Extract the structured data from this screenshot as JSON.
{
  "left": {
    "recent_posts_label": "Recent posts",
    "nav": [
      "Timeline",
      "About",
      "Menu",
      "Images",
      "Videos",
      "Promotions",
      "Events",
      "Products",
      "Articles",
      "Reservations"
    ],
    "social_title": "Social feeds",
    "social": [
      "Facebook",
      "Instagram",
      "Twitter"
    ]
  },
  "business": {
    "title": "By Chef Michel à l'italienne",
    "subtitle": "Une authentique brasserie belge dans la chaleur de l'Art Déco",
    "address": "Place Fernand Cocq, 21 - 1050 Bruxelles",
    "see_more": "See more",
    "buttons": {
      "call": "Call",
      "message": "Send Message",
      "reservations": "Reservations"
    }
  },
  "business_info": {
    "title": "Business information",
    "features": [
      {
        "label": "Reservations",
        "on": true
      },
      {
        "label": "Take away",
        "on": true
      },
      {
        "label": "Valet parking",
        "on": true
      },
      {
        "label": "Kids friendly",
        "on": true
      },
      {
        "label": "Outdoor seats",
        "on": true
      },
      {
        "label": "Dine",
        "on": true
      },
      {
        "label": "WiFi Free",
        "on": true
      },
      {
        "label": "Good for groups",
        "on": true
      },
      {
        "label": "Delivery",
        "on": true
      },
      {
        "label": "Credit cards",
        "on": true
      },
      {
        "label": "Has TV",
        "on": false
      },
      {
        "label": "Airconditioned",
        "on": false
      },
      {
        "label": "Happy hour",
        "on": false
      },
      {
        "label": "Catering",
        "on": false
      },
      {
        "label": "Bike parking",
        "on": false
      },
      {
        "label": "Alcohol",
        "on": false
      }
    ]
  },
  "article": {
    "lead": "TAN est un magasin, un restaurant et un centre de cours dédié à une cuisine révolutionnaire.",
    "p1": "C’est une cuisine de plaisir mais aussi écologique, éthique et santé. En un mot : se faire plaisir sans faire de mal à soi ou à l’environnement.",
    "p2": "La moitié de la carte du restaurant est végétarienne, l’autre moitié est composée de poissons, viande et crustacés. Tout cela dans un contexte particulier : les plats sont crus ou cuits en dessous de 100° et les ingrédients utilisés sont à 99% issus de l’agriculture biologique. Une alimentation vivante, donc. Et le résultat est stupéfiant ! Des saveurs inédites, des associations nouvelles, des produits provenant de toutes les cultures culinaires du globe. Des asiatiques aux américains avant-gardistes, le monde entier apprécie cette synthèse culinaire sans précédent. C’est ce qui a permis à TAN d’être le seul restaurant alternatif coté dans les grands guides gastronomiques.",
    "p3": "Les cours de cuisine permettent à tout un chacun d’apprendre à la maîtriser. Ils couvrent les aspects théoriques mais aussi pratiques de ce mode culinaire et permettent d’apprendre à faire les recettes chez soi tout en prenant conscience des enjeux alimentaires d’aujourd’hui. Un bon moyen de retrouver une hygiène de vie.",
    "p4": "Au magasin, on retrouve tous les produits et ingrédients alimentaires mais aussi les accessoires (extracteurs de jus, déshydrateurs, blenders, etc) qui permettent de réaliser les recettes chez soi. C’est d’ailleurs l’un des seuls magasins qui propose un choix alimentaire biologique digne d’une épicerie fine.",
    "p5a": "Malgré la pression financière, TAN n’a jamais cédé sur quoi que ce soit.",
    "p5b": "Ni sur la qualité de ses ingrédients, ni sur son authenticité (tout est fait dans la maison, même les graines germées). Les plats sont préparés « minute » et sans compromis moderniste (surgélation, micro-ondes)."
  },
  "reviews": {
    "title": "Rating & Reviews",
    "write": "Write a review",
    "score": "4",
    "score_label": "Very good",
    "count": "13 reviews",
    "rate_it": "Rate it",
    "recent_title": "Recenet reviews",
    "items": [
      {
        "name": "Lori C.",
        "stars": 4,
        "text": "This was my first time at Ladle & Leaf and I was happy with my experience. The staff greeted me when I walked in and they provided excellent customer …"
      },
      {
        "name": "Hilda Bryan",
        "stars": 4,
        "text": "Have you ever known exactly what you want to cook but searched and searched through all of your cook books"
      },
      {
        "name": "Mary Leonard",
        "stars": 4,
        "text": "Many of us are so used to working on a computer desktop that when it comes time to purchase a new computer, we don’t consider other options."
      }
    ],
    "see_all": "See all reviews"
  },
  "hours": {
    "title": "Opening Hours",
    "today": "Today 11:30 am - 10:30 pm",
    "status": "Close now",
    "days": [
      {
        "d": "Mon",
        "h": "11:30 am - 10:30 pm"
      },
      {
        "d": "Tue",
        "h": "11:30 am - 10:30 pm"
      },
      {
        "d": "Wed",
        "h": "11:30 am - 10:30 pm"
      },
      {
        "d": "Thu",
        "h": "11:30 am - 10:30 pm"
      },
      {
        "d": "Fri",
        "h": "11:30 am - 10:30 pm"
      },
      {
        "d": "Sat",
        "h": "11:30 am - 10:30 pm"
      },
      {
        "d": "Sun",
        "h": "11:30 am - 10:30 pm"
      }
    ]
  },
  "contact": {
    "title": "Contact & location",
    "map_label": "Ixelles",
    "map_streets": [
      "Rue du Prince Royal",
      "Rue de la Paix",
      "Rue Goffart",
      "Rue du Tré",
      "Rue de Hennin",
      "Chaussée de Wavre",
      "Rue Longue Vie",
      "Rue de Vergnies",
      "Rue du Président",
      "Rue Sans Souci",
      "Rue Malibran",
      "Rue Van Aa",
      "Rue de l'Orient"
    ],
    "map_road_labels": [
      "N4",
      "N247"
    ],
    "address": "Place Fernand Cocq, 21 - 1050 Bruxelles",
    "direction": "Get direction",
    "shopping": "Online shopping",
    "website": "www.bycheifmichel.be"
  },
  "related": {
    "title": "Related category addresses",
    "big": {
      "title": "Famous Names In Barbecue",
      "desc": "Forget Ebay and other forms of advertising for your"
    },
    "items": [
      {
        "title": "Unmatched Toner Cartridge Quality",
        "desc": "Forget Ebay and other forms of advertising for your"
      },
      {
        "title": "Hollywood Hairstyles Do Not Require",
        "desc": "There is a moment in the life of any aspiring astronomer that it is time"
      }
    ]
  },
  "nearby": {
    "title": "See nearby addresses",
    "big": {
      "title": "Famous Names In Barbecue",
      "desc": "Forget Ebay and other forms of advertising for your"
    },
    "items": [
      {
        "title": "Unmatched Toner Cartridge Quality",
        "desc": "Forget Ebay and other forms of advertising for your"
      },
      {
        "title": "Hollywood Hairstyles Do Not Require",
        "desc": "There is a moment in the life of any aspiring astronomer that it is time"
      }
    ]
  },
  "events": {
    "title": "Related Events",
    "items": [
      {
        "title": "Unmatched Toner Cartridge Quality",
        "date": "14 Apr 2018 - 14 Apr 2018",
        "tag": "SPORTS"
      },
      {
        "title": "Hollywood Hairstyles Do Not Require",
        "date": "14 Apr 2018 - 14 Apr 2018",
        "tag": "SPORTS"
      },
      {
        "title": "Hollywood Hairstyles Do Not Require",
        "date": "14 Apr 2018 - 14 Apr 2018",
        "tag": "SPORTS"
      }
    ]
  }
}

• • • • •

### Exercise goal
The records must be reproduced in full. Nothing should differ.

### Written answer
Extract the structured data from this screenshot as JSON.
{
  "left": {
    "recent_posts_label": "Recent posts",
    "nav": [
      "Timeline",
      "About",
      "Menu",
      "Images",
      "Videos",
      "Promotions",
      "Events",
      "Products",
      "Articles",
      "Reservations"
    ],
    "social_title": "Social feeds",
    "social": [
      "Facebook",
      "Instagram",
      "Twitter"
    ]
  },
  "business": {
    "title": "By Chef Michel à l'italienne",
    "subtitle": "Une authentique brasserie belge dans la chaleur de l'Art Déco",
    "address": "Place Fernand Cocq, 21 - 1050 Bruxelles",
    "see_more": "See more",
    "buttons": {
      "call": "Call",
      "message": "Send Message",
      "reservations": "Reservations"
    }
  },
  "business_info": {
    "title": "Business information",
    "features": [
      {
        "label": "Reservations",
        "on": true
      },
      {
        "label": "Take away",
        "on": true
      },
      {
        "label": "Valet parking",
        "on": true
      },
      {
        "label": "Kids friendly",
        "on": true
      },
      {
        "label": "Outdoor seats",
        "on": true
      },
      {
        "label": "Dine",
        "on": true
      },
      {
        "label": "WiFi Free",
        "on": true
      },
      {
        "label": "Good for groups",
        "on": true
      },
      {
        "label": "Delivery",
        "on": true
      },
      {
        "label": "Credit cards",
        "on": true
      },
      {
        "label": "Has TV",
        "on": false
      },
      {
        "label": "Airconditioned",
        "on": false
      },
      {
        "label": "Happy hour",
        "on": false
      },
      {
        "label": "Catering",
        "on": false
      },
      {
        "label": "Bike parking",
        "on": false
      },
      {
        "label": "Alcohol",
        "on": false
      }
    ]
  },
  "article": {
    "lead": "TAN est un magasin, un restaurant et un centre de cours dédié à une cuisine révolutionnaire.",
    "p1": "C’est une cuisine de plaisir mais aussi écologique, éthique et santé. En un mot : se faire plaisir sans faire de mal à soi ou à l’environnement.",
    "p2": "La moitié de la carte du restaurant est végétarienne, l’autre moitié est composée de poissons, viande et crustacés. Tout cela dans un contexte particulier : les plats sont crus ou cuits en dessous de 100° et les ingrédients utilisés sont à 99% issus de l’agriculture biologique. Une alimentation vivante, donc. Et le résultat est stupéfiant ! Des saveurs inédites, des associations nouvelles, des produits provenant de toutes les cultures culinaires du globe. Des asiatiques aux américains avant-gardistes, le monde entier apprécie cette synthèse culinaire sans précédent. C’est ce qui a permis à TAN d’être le seul restaurant alternatif coté dans les grands guides gastronomiques.",
    "p3": "Les cours de cuisine permettent à tout un chacun d’apprendre à la maîtriser. Ils couvrent les aspects théoriques mais aussi pratiques de ce mode culinaire et permettent d’apprendre à faire les recettes chez soi tout en prenant conscience des enjeux alimentaires d’aujourd’hui. Un bon moyen de retrouver une hygiène de vie.",
    "p4": "Au magasin, on retrouve tous les produits et ingrédients alimentaires mais aussi les accessoires (extracteurs de jus, déshydrateurs, blenders, etc) qui permettent de réaliser les recettes chez soi. C’est d’ailleurs l’un des seuls magasins qui propose un choix alimentaire biologique digne d’une épicerie fine.",
    "p5a": "Malgré la pression financière, TAN n’a jamais cédé sur quoi que ce soit.",
    "p5b": "Ni sur la qualité de ses ingrédients, ni sur son authenticité (tout est fait dans la maison, même les graines germées). Les plats sont préparés « minute » et sans compromis moderniste (surgélation, micro-ondes)."
  },
  "reviews": {
    "title": "Rating & Reviews",
    "write": "Write a review",
    "score": "4",
    "score_label": "Very good",
    "count": "13 reviews",
    "rate_it": "Rate it",
    "recent_title": "Recenet reviews",
    "items": [
      {
        "name": "Lori C.",
        "stars": 4,
        "text": "This was my first time at Ladle & Leaf and I was happy with my experience. The staff greeted me when I walked in and they provided excellent customer …"
      },
      {
        "name": "Hilda Bryan",
        "stars": 4,
        "text": "Have you ever known exactly what you want to cook but searched and searched through all of your cook books"
      },
      {
        "name": "Mary Leonard",
        "stars": 4,
        "text": "Many of us are so used to working on a computer desktop that when it comes time to purchase a new computer, we don’t consider other options."
      }
    ],
    "see_all": "See all reviews"
  },
  "hours": {
    "title": "Opening Hours",
    "today": "Today 11:30 am - 10:30 pm",
    "status": "Close now",
    "days": [
      {
        "d": "Mon",
        "h": "11:30 am - 10:30 pm"
      },
      {
        "d": "Tue",
        "h": "11:30 am - 10:30 pm"
      },
      {
        "d": "Wed",
        "h": "11:30 am - 10:30 pm"
      },
      {
        "d": "Thu",
        "h": "11:30 am - 10:30 pm"
      },
      {
        "d": "Fri",
        "h": "11:30 am - 10:30 pm"
      },
      {
        "d": "Sat",
        "h": "11:30 am - 10:30 pm"
      },
      {
        "d": "Sun",
        "h": "11:30 am - 10:30 pm"
      }
    ]
  },
  "contact": {
    "title": "Contact & location",
    "map_label": "Ixelles",
    "map_streets": [
      "Rue du Prince Royal",
      "Rue de la Paix",
      "Rue Goffart",
      "Rue du Tré",
      "Rue de Hennin",
      "Chaussée de Wavre",
      "Rue Longue Vie",
      "Rue de Vergnies",
      "Rue du Président",
      "Rue Sans Souci",
      "Rue Malibran",
      "Rue Van Aa",
      "Rue de l'Orient"
    ],
    "map_road_labels": [
      "N4",
      "N247"
    ],
    "address": "Place Fernand Cocq, 21 - 1050 Bruxelles",
    "direction": "Get direction",
    "shopping": "Online shopping",
    "website": "www.bycheifmichel.be"
  },
  "related": {
    "title": "Related category addresses",
    "big": {
      "title": "Famous Names In Barbecue",
      "desc": "Forget Ebay and other forms of advertising for your"
    },
    "items": [
      {
        "title": "Unmatched Toner Cartridge Quality",
        "desc": "Forget Ebay and other forms of advertising for your"
      },
      {
        "title": "Hollywood Hairstyles Do Not Require",
        "desc": "There is a moment in the life of any aspiring astronomer that it is time"
      }
    ]
  },
  "nearby": {
    "title": "See nearby addresses",
    "big": {
      "title": "Famous Names In Barbecue",
      "desc": "Forget Ebay and other forms of advertising for your"
    },
    "items": [
      {
        "title": "Unmatched Toner Cartridge Quality",
        "desc": "Forget Ebay and other forms of advertising for your"
      },
      {
        "title": "Hollywood Hairstyles Do Not Require",
        "desc": "There is a moment in the life of any aspiring astronomer that it is time"
      }
    ]
  },
  "events": {
    "title": "Related Events",
    "items": [
      {
        "title": "Unmatched Toner Cartridge Quality",
        "date": "14 Apr 2018 - 14 Apr 2018",
        "tag": "SPORTS"
      },
      {
        "title": "Hollywood Hairstyles Do Not Require",
        "date": "14 Apr 2018 - 14 Apr 2018",
        "tag": "SPORTS"
      },
      {
        "title": "Hollywood Hairstyles Do Not Require",
        "date": "14 Apr 2018 - 14 Apr 2018",
        "tag": "SPORTS"
      }
    ]
  }
}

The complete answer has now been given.